Now comes the crucial Pennsylvania primary of the 2008 US Presidential polls (scheduled for April 22, 2008). As Hillary races neck-and-neck with Barack Obama towards the Golden Fleece awaiting the winner at the White House, let me add my voice to those who are struck by the similarity, and the vehemence, of many of Ms Clinton's most ardent endorsements, the ones coming from "older women".
Let's be clear: The women endorsing Hillary Clinton are, by and large, not only older; they are the leaders and foot soldiers of Second Wave feminism, and they are invested in the outcome of this extraordinary bid for the presidency in a way that is unique to them.
I am of that generation of feminists and I, too, was in the trenches (you should pardon the language of militarism) as we fought for equality and justice in the 1970s and 1980s. I know all too well how difficult and disheartening our struggle was as we paved the way for the Third Wave, which now looks back on us with limited understanding of what we were up against as they reject our "victimization."
So as I watch women like Dolores Huerta, Maya Angelou, Gloria Feldt, and Madeleine Albright vigorously endorse Hillary Clinton I know where they are coming from. I can understand why Gloria Steinem wrote the widely-circulated 'New York Times' op. ed. in which she basically argued that it's time for a woman president and that we shouldn't have to wait, yet again, for black men to pre-empt women in making history.
But, what's wrong with this picture? Well, at the risk of being pilloried despite being a card-carrying feminist, I think what's wrong is that these women - these staunch foremothers, all of whom I respect and admire enormously - are acting like knee-jerk feminists. They are forfeiting their normally impressive critical thinking skills and checking their analytical brilliance at the door because war-weary, they want a woman president, NOW!
I am reminded of what I once called knee-jerk Zionists in another commentary, and as a Jew myself, I took plenty of hits for that too. In that essay, I argued that otherwise liberal, highly intelligent and compassionate members of my tribe were forfeiting their claim to superior suffering and resounding reason by endorsing unreasonable restrictions on Palestinians caught in the vice of oppression coming from a people whose collective history should, in my view, make them more sanguine as they strive for peace in the Middle East. Oh, the hate mails! Now I have long-time, much-loved friends calling me traitor, betrayer, lapsed feminist and more - or not calling me at all.
I am also reminded of the fight for affirmative action, which like feminism, stood for equality and justice. But affirmative action did not mean hiring less competent or less trustworthy people just because they were black; it supported the ideal of justice only if there were two people of equal ability applying for the same job. It is a fair analogy, I think, to claim that in this critical election, we Democrats (and others desperately seeking real "change") must choose carefully between two viable, capable and attractive candidates on the basis of which is better suited to lead and unify the nation at this deeply important time in our history.
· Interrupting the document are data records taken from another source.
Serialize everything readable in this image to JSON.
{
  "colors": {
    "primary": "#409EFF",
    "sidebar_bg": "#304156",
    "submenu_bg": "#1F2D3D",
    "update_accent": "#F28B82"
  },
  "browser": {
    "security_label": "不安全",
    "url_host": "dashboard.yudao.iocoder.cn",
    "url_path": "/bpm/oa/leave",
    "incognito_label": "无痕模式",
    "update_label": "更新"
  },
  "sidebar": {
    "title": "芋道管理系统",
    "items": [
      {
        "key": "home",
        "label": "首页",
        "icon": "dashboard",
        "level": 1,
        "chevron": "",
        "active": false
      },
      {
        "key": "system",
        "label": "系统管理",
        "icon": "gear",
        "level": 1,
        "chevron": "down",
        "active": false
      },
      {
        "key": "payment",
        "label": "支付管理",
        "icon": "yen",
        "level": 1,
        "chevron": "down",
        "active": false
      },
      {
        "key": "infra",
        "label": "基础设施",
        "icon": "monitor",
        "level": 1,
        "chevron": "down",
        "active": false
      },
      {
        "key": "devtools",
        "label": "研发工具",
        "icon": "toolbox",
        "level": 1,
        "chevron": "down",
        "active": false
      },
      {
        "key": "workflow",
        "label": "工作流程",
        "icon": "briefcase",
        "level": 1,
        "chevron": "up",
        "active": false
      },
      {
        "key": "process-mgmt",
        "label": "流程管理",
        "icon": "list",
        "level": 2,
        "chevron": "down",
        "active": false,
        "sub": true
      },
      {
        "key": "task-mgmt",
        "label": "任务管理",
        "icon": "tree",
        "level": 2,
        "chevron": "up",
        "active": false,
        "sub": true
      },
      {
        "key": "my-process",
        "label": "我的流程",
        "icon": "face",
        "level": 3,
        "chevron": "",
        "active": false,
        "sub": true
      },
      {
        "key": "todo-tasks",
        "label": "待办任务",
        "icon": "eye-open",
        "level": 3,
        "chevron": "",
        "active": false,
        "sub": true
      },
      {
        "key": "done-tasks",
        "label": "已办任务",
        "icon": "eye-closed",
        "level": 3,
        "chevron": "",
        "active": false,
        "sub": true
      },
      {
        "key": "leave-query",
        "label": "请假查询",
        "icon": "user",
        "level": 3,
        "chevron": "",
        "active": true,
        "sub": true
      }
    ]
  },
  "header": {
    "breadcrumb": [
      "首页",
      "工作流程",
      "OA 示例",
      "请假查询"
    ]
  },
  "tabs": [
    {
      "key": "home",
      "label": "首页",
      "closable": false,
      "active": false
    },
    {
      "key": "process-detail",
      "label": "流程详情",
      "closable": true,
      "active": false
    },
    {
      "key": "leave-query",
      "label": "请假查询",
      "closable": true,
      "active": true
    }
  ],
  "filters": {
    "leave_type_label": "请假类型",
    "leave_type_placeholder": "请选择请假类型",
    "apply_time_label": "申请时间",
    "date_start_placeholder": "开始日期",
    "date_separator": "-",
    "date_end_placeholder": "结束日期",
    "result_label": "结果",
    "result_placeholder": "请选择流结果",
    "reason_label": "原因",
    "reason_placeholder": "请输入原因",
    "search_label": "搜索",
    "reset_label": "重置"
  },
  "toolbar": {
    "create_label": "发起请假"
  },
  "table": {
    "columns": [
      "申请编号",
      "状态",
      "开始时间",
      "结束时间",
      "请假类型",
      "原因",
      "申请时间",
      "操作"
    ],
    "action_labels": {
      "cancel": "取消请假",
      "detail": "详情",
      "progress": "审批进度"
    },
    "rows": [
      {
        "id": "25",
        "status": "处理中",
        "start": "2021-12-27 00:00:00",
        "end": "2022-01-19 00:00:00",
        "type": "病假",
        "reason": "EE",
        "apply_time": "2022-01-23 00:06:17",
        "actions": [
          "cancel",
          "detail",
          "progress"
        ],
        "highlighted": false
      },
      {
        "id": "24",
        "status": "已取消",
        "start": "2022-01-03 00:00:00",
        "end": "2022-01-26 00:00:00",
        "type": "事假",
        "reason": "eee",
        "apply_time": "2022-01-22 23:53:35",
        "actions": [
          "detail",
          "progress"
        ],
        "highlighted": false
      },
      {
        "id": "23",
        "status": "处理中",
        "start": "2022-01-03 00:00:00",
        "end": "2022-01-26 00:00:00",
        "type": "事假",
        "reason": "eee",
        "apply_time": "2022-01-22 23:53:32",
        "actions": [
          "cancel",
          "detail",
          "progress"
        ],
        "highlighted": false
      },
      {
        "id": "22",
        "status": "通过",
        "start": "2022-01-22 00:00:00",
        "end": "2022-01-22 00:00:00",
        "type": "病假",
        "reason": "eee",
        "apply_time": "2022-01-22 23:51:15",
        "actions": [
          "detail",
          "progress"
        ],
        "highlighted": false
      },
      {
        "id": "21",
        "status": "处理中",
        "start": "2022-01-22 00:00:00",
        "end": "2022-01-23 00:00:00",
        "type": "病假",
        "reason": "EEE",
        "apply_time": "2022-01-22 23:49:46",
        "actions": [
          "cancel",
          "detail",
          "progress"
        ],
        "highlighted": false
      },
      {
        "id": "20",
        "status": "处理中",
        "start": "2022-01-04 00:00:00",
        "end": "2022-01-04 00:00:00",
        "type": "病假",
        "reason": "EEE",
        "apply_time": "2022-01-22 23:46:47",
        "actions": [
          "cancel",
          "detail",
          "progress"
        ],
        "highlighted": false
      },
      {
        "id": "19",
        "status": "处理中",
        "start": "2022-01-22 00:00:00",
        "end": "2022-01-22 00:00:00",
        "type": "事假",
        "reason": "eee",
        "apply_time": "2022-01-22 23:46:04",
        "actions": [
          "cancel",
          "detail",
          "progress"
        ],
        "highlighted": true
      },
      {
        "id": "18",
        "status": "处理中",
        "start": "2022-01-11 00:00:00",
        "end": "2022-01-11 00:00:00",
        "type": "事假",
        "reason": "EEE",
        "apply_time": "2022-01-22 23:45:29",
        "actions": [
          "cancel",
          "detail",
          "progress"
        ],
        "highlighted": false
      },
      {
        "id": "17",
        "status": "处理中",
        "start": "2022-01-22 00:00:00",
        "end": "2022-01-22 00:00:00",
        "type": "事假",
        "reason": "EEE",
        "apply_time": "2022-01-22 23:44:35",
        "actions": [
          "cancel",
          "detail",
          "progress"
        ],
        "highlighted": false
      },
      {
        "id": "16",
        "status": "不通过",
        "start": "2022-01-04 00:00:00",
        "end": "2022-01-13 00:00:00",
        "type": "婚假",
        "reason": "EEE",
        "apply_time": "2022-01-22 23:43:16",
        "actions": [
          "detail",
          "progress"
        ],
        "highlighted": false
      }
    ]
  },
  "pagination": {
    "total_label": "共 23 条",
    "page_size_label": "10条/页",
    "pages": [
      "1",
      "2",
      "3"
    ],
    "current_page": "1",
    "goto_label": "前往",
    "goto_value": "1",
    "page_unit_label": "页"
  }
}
I am an Obama supporter because as much as I'd love to see a woman in the White House, I believe strongly and without doubt, that Barack Obama is better suited to lead us into a new era of recovery and reconciliation at home and abroad, to offer hope and help to those most in need, and to guide solid, lasting social change (after cleaning up the Bush mess). I believe his vision is genuinely grounded in the principles of equality and justice. I think that vision is free from narcissism and I trust it is not born of personal ambition that looms larger than political will.
I believe the reason young voters - feminists, social activists, males as well as females - are experiencing their political awakening this year is because they are not mired in the polemics of the past. Their aspirations may be the same as that of their parents' generation, but their personal experience is different. They can look ahead with the belief that rather than doing battle they just might be able to effect change through dialogue, diplomacy, and good deeds in a diverse and ever-shrinking world. They may well make the difference in an election year, which pits past against future.
As much as I want women in leadership, I'll vote for that, which shouldn't brand me an anti-feminist. It simply suggests I'm a concerned, thoughtful constituent who can see beyond gender in deciding who I want effecting a sensible withdrawal from Iraq, nominating Supreme Court justices, reforming health care, saving the environment, and yes, answering the telephone at three o'clock in the morning.